Excerpts from an interface dataset
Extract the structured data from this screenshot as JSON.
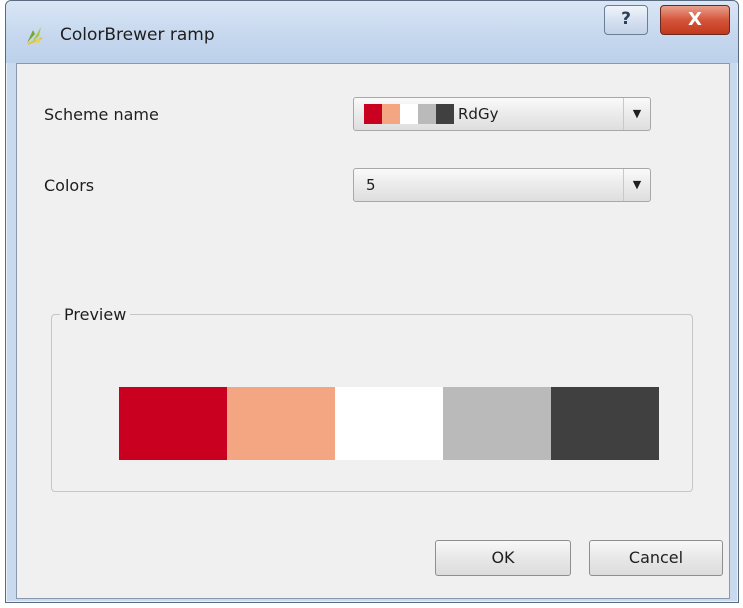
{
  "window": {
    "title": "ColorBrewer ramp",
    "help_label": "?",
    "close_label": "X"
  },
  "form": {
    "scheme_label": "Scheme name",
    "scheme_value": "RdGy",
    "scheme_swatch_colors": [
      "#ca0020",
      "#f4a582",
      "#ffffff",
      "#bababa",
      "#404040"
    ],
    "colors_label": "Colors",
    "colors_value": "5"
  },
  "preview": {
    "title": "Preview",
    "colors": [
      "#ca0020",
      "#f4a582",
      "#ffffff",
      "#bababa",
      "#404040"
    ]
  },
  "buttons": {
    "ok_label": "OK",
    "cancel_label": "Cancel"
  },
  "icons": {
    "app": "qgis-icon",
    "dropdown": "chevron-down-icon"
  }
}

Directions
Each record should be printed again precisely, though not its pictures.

Solution to this task
Extract the structured data from this screenshot as JSON.
{
  "window": {
    "title": "ColorBrewer ramp",
    "help_label": "?",
    "close_label": "X"
  },
  "form": {
    "scheme_label": "Scheme name",
    "scheme_value": "RdGy",
    "scheme_swatch_colors": [
      "#ca0020",
      "#f4a582",
      "#ffffff",
      "#bababa",
      "#404040"
    ],
    "colors_label": "Colors",
    "colors_value": "5"
  },
  "preview": {
    "title": "Preview",
    "colors": [
      "#ca0020",
      "#f4a582",
      "#ffffff",
      "#bababa",
      "#404040"
    ]
  },
  "buttons": {
    "ok_label": "OK",
    "cancel_label": "Cancel"
  },
  "icons": {
    "app": "qgis-icon",
    "dropdown": "chevron-down-icon"
  }
}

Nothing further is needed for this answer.